# Directions
With the pictures left out, output the records below exactly.

# Dataset excerpts
== Segment start ==

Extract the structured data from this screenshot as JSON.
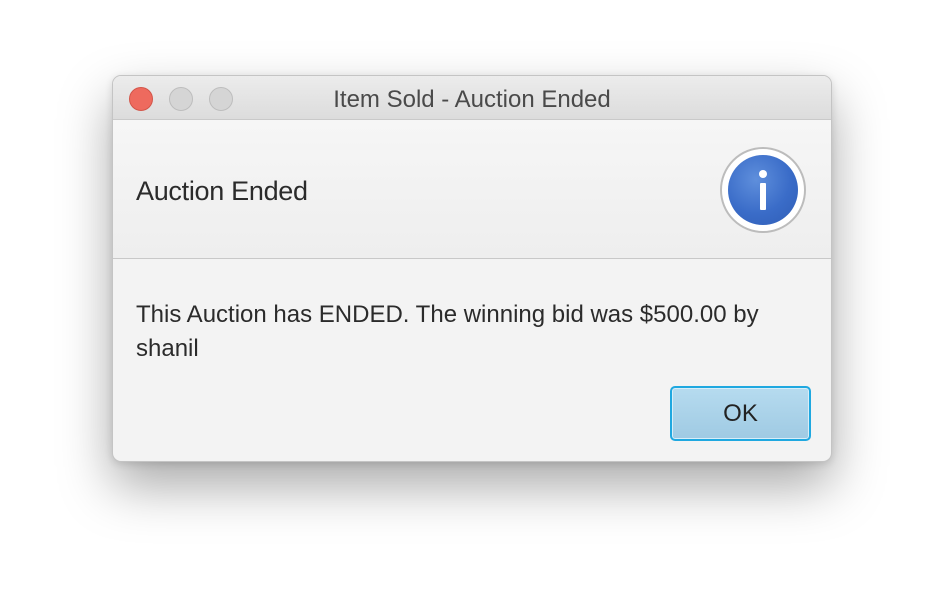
{
  "window": {
    "title": "Item Sold - Auction Ended",
    "controls": [
      "close",
      "minimize",
      "maximize"
    ]
  },
  "dialog": {
    "header_text": "Auction Ended",
    "icon": "info-icon",
    "message": "This Auction has ENDED. The winning bid was $500.00 by shanil",
    "ok_label": "OK"
  },
  "colors": {
    "close_button": "#ee6a5e",
    "info_icon": "#3a6cc8",
    "ok_focus_border": "#1fa8e0",
    "ok_fill": "#a9d2e9"
  }
}
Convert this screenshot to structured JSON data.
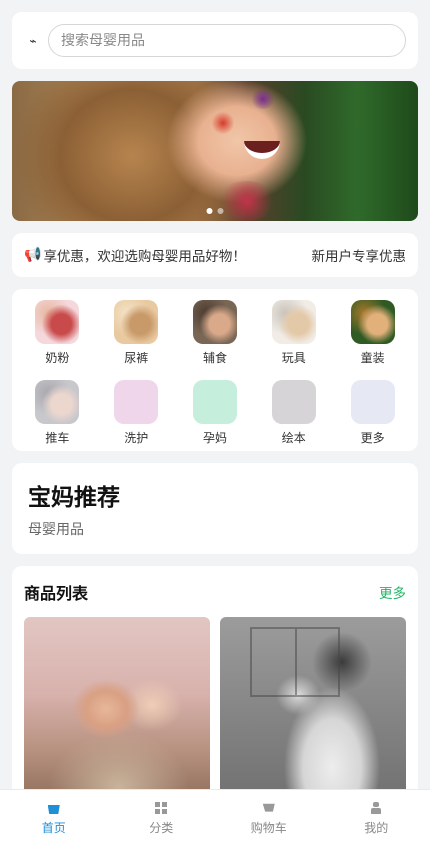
{
  "search": {
    "placeholder": "搜索母婴用品",
    "scan_icon": "scan-icon"
  },
  "banner": {
    "slide_count": 2,
    "active_index": 0
  },
  "notice": {
    "icon": "megaphone-icon",
    "text": "享优惠，欢迎选购母婴用品好物！",
    "link": "新用户专享优惠"
  },
  "categories": [
    {
      "label": "奶粉",
      "colors": [
        "#f4d8dc",
        "#c94a4a",
        "#e8b7a0"
      ]
    },
    {
      "label": "尿裤",
      "colors": [
        "#e9c9a0",
        "#c89a6a",
        "#f3e2c6"
      ]
    },
    {
      "label": "辅食",
      "colors": [
        "#7a6655",
        "#d9a98a",
        "#4b3b30"
      ]
    },
    {
      "label": "玩具",
      "colors": [
        "#f1ece6",
        "#e4c9a8",
        "#c9c3bb"
      ]
    },
    {
      "label": "童装",
      "colors": [
        "#2f5a23",
        "#e2b07a",
        "#a8782c"
      ]
    },
    {
      "label": "推车",
      "colors": [
        "#c7c7cc",
        "#ecd7cf",
        "#a7a7ad"
      ]
    },
    {
      "label": "洗护",
      "colors": [
        "#efd6ea",
        "#efd6ea",
        "#efd6ea"
      ]
    },
    {
      "label": "孕妈",
      "colors": [
        "#c6eedd",
        "#c6eedd",
        "#c6eedd"
      ]
    },
    {
      "label": "绘本",
      "colors": [
        "#d6d4d6",
        "#d6d4d6",
        "#d6d4d6"
      ]
    },
    {
      "label": "更多",
      "colors": [
        "#e6e9f4",
        "#e6e9f4",
        "#e6e9f4"
      ]
    }
  ],
  "promo": {
    "title": "宝妈推荐",
    "subtitle": "母婴用品"
  },
  "products": {
    "title": "商品列表",
    "more": "更多"
  },
  "tabbar": [
    {
      "label": "首页",
      "icon": "home-icon",
      "active": true
    },
    {
      "label": "分类",
      "icon": "grid-icon",
      "active": false
    },
    {
      "label": "购物车",
      "icon": "cart-icon",
      "active": false
    },
    {
      "label": "我的",
      "icon": "user-icon",
      "active": false
    }
  ],
  "colors": {
    "accent": "#1f8fd6",
    "more_link": "#22b566",
    "background": "#f2f3f5"
  }
}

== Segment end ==

# Solution to this exercise
Extract the structured data from this screenshot as JSON.
{
  "window": {
    "title": "Item Sold - Auction Ended",
    "controls": [
      "close",
      "minimize",
      "maximize"
    ]
  },
  "dialog": {
    "header_text": "Auction Ended",
    "icon": "info-icon",
    "message": "This Auction has ENDED. The winning bid was $500.00 by shanil",
    "ok_label": "OK"
  },
  "colors": {
    "close_button": "#ee6a5e",
    "info_icon": "#3a6cc8",
    "ok_focus_border": "#1fa8e0",
    "ok_fill": "#a9d2e9"
  }
}
Convert this screenshot to structured JSON data.
{
  "search": {
    "placeholder": "搜索母婴用品",
    "scan_icon": "scan-icon"
  },
  "banner": {
    "slide_count": 2,
    "active_index": 0
  },
  "notice": {
    "icon": "megaphone-icon",
    "text": "享优惠，欢迎选购母婴用品好物！",
    "link": "新用户专享优惠"
  },
  "categories": [
    {
      "label": "奶粉",
      "colors": [
        "#f4d8dc",
        "#c94a4a",
        "#e8b7a0"
      ]
    },
    {
      "label": "尿裤",
      "colors": [
        "#e9c9a0",
        "#c89a6a",
        "#f3e2c6"
      ]
    },
    {
      "label": "辅食",
      "colors": [
        "#7a6655",
        "#d9a98a",
        "#4b3b30"
      ]
    },
    {
      "label": "玩具",
      "colors": [
        "#f1ece6",
        "#e4c9a8",
        "#c9c3bb"
      ]
    },
    {
      "label": "童装",
      "colors": [
        "#2f5a23",
        "#e2b07a",
        "#a8782c"
      ]
    },
    {
      "label": "推车",
      "colors": [
        "#c7c7cc",
        "#ecd7cf",
        "#a7a7ad"
      ]
    },
    {
      "label": "洗护",
      "colors": [
        "#efd6ea",
        "#efd6ea",
        "#efd6ea"
      ]
    },
    {
      "label": "孕妈",
      "colors": [
        "#c6eedd",
        "#c6eedd",
        "#c6eedd"
      ]
    },
    {
      "label": "绘本",
      "colors": [
        "#d6d4d6",
        "#d6d4d6",
        "#d6d4d6"
      ]
    },
    {
      "label": "更多",
      "colors": [
        "#e6e9f4",
        "#e6e9f4",
        "#e6e9f4"
      ]
    }
  ],
  "promo": {
    "title": "宝妈推荐",
    "subtitle": "母婴用品"
  },
  "products": {
    "title": "商品列表",
    "more": "更多"
  },
  "tabbar": [
    {
      "label": "首页",
      "icon": "home-icon",
      "active": true
    },
    {
      "label": "分类",
      "icon": "grid-icon",
      "active": false
    },
    {
      "label": "购物车",
      "icon": "cart-icon",
      "active": false
    },
    {
      "label": "我的",
      "icon": "user-icon",
      "active": false
    }
  ],
  "colors": {
    "accent": "#1f8fd6",
    "more_link": "#22b566",
    "background": "#f2f3f5"
  }
}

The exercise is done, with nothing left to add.